Elephant dung also plays an enormous part in keeping environments healthy. Because elephants digest only around 40% of what they eat their dung is full of nutrients and seeds. Indeed, with some seeds, the journey through the elephant’s digestive improves germination!
Brains as well as brawn
Elephant intelligence is well documented. That big body needs a big brain to make it work, and with the big brain comes cleverness in abundance. Elephants are exceptionally spatially aware and are capable of recognising themselves in mirrors and using tools.
They’re also remarkably astute when it comes to assessing us as humans, being able to work out which of us pose more of a threat to them. Research has shown that elephants “classify” us in orders of danger as a result of the constant threat to them from the human species.
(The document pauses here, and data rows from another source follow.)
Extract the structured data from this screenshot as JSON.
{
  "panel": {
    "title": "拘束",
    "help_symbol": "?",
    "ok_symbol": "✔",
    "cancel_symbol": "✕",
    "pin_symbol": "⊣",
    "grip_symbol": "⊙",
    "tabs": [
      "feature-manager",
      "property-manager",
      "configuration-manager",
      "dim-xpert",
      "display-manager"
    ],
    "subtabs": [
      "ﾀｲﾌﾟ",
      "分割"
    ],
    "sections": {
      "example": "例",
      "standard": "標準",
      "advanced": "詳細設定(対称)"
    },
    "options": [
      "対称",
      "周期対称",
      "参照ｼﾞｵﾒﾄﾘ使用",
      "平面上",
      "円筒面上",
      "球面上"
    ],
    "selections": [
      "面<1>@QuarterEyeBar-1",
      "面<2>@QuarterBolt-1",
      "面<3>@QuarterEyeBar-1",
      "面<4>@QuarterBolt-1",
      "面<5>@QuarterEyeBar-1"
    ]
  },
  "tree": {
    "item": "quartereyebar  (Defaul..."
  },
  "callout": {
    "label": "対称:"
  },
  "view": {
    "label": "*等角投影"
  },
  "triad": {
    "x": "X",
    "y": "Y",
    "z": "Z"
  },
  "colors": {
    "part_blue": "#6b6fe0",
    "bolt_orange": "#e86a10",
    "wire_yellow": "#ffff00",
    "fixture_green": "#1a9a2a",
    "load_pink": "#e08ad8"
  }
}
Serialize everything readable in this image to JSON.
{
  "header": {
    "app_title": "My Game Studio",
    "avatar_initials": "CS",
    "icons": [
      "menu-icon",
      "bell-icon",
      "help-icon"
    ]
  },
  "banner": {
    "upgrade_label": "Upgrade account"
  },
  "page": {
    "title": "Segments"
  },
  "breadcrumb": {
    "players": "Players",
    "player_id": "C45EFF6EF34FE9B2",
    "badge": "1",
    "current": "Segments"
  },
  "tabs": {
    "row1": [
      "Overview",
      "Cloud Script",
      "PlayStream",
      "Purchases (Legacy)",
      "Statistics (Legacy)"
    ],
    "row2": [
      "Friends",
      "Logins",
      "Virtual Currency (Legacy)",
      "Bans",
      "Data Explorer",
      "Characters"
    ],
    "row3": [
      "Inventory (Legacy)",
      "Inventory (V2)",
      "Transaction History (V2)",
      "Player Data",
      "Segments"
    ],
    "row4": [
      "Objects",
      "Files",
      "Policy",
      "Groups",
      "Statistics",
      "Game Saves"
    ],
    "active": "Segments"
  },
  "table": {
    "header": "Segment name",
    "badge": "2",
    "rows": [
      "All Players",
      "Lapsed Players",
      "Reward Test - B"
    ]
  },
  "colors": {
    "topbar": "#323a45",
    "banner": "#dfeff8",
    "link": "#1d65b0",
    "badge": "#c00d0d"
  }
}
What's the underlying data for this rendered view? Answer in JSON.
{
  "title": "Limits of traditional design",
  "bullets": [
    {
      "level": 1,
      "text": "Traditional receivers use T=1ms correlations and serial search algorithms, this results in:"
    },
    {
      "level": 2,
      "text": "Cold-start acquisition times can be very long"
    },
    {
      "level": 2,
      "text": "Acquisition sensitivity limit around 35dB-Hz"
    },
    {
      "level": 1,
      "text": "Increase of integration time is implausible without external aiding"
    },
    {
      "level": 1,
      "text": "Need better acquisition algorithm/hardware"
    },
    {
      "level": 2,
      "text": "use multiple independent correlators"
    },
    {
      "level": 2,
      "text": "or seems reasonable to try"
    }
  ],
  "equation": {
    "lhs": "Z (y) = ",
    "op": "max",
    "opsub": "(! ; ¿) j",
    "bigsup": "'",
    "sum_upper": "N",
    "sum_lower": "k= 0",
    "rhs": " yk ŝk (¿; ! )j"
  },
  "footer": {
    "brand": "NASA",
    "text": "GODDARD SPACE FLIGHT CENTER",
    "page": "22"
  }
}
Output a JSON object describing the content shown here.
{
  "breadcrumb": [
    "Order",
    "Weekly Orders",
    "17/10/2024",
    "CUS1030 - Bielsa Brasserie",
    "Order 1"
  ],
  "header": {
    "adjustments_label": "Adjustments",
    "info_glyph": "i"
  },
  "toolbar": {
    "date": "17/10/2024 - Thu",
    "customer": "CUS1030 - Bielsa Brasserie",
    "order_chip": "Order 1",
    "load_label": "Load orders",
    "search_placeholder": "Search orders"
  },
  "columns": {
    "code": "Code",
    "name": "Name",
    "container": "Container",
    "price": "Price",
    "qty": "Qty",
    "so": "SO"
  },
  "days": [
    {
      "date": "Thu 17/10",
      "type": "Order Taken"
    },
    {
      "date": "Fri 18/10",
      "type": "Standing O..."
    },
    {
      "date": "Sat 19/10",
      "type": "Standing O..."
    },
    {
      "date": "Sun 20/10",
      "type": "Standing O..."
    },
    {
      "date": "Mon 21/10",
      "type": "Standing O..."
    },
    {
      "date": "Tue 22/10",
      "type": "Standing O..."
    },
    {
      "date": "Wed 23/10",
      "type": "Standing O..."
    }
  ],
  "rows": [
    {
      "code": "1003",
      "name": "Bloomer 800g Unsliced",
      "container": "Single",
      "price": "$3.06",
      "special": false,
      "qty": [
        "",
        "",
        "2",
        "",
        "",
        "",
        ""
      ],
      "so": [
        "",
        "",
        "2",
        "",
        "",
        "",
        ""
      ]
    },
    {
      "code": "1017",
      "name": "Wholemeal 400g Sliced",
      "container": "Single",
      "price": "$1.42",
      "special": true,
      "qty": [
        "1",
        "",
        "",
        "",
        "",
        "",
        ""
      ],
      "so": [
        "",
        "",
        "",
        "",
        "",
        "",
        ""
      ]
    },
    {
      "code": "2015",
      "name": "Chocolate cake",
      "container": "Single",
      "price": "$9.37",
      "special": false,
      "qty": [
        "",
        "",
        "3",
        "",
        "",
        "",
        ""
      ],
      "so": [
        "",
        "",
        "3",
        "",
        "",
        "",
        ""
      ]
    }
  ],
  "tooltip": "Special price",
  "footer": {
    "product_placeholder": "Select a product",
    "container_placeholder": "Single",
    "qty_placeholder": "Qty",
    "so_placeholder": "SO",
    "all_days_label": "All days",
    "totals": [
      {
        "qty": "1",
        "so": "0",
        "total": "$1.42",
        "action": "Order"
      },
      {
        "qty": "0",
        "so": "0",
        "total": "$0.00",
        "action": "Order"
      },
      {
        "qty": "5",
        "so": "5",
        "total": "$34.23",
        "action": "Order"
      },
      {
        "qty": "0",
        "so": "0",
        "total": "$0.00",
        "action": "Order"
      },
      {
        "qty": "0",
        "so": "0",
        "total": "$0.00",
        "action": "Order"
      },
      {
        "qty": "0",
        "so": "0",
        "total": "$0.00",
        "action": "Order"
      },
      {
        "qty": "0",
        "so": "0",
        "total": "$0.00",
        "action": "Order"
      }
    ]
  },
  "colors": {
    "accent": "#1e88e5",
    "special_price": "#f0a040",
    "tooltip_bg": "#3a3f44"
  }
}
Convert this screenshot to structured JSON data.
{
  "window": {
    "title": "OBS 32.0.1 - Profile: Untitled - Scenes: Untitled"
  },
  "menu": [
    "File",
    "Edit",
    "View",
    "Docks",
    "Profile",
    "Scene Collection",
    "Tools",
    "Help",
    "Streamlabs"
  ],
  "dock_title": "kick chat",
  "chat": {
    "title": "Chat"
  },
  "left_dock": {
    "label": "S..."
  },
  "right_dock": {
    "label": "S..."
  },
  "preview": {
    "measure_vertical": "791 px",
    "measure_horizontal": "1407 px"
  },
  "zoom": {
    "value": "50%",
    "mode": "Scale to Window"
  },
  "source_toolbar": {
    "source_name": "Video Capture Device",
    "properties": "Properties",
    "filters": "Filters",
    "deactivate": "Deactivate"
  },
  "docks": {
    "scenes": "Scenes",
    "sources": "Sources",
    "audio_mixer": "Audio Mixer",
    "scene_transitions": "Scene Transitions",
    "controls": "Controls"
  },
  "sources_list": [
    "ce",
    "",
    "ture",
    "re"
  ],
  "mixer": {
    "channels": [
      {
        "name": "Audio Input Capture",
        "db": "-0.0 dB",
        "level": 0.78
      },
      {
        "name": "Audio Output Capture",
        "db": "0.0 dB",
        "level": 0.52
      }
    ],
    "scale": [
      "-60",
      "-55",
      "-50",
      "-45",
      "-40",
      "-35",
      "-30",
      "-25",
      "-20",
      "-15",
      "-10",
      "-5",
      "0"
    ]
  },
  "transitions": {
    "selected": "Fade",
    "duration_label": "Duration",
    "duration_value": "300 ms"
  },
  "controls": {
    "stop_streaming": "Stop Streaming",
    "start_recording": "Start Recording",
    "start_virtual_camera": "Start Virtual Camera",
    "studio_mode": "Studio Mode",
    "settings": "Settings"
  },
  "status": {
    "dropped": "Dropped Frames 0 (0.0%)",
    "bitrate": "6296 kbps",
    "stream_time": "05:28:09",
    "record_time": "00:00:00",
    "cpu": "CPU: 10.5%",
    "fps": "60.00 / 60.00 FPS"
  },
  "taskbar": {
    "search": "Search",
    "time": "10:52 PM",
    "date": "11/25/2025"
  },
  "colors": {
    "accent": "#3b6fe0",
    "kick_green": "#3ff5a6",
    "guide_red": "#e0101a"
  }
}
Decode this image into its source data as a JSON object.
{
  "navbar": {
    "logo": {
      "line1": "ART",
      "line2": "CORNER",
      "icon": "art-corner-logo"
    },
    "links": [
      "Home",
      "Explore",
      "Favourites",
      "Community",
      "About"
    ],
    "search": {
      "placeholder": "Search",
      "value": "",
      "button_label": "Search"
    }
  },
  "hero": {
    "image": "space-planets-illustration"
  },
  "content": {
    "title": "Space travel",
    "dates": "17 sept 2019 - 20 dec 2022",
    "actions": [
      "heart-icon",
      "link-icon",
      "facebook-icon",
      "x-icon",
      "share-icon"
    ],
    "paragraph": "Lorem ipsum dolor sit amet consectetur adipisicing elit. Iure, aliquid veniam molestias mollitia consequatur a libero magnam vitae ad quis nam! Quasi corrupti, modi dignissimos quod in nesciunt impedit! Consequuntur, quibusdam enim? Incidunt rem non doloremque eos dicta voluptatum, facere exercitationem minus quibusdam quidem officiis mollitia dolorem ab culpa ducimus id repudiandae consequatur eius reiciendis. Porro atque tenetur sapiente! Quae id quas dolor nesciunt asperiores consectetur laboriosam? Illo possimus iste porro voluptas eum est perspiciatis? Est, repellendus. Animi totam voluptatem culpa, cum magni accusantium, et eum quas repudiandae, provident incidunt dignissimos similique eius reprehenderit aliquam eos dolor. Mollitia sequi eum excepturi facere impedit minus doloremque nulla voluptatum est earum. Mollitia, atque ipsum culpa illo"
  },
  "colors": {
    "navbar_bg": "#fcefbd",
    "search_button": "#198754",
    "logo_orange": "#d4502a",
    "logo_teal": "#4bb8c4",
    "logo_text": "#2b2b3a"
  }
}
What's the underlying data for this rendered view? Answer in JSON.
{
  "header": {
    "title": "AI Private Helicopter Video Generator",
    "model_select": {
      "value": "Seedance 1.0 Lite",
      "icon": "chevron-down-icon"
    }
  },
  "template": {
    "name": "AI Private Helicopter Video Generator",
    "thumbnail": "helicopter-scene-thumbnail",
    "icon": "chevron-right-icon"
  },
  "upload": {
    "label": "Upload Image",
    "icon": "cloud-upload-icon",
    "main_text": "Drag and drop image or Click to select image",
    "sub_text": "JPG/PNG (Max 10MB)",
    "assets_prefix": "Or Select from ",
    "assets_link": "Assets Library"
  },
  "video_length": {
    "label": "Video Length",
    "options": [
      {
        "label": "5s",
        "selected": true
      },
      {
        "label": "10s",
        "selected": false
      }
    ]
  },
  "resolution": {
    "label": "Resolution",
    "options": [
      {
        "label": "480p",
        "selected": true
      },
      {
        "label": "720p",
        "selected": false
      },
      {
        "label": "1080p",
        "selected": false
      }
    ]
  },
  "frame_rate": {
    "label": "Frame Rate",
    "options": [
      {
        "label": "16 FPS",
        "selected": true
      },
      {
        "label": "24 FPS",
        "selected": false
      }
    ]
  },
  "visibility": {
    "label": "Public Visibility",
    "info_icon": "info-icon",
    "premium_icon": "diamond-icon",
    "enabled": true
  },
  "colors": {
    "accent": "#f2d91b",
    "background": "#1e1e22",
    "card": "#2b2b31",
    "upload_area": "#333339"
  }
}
Elephants “grieve” for their dead and offer assistance to others in their family unit in distress. The oldest members of breeding herds have a unique, innate “wisdom” and store knowledge and experience of both their social groups and their environment. This is expanded upon and passed on generationally.
Elephants can hear and communicate over enormous distances through low-frequency, infrasonic rumbles and other vocalisations, including trumpeting and foot stomping, which resonate at a frequency other elephants can detect through the ground.
They have enlarged ear bones and sensitive nerve endings in their feet and trunks and “hear” these sounds through the soft skin pads on their feet which pick up the sensitive, seismic vibrations. They are thought to also lay their trunks on the ground to detect vibrations.
Where to see them…
Seeing African elephants in the wild, in their natural habitat and observing them at close quarters is one of the most thrilling and at the same time emotional experiences you can have on safari. “Ellies” have a presence that’s hard to put into words – they truly are special and being close to them is often very moving.
We are fortunate to still have amazing wilderness areas across Africa where elephants roam free in large numbers. Topping these is Hwange National Park in Zimbabwe for its sheer numbers of elephants during the dry season. Botswana, of course, is home to the largest populations of elephant in Africa with Chobe National Park renowned across the world for its huge herds, as are the Okavango Delta and the Savute and Linyanti regions in the north of the country.
Mana Pools National Park in Zimbabwe and its neighbouring Lower Zambezi Valley in Zambia also boast large herds which move regularly between the two countries, crossing the Zambezi River in the process, stopping to graze on islands in the middle of the river.
Other elephant hotspots include South Africa’s Kruger National Park and Greater Kruger region, Kenya’s Masai Mara and Amboseli National Parks, Tanzania’s Tarangire National Park and the Damaraland region of Namibia which is famed for its desert-adapted elephants.
The savannah elephant’s cousin – the forest elephant (Loxodonta cyclotis) is a specialist forest dweller. It’s smaller than its relative, with shorter, thinner, browner tusks and can be seen in the forests of the central African Congo basin region.